> **WHAT IS EXPECTED**
For each entry, output its words exactly and leave any picture behind.

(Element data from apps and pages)
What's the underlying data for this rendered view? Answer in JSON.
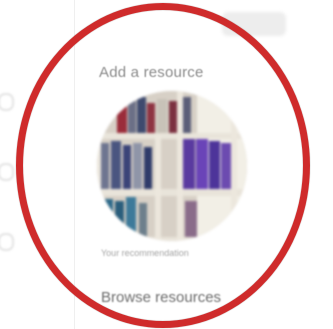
{
  "section": {
    "title": "Add a resource",
    "image_caption": "Your recommendation",
    "browse_title": "Browse resources"
  },
  "colors": {
    "highlight_ring": "#cf2b2b",
    "heading_text": "#8a8a8a"
  },
  "icons": {
    "sidebar": [
      "nav-icon",
      "nav-icon",
      "nav-icon"
    ],
    "image": "bookshelf-image"
  }
}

> **ANSWER**
What's the underlying data for this rendered view? Answer in JSON.
{
  "section": {
    "title": "Add a resource",
    "image_caption": "Your recommendation",
    "browse_title": "Browse resources"
  },
  "colors": {
    "highlight_ring": "#cf2b2b",
    "heading_text": "#8a8a8a"
  },
  "icons": {
    "sidebar": [
      "nav-icon",
      "nav-icon",
      "nav-icon"
    ],
    "image": "bookshelf-image"
  }
}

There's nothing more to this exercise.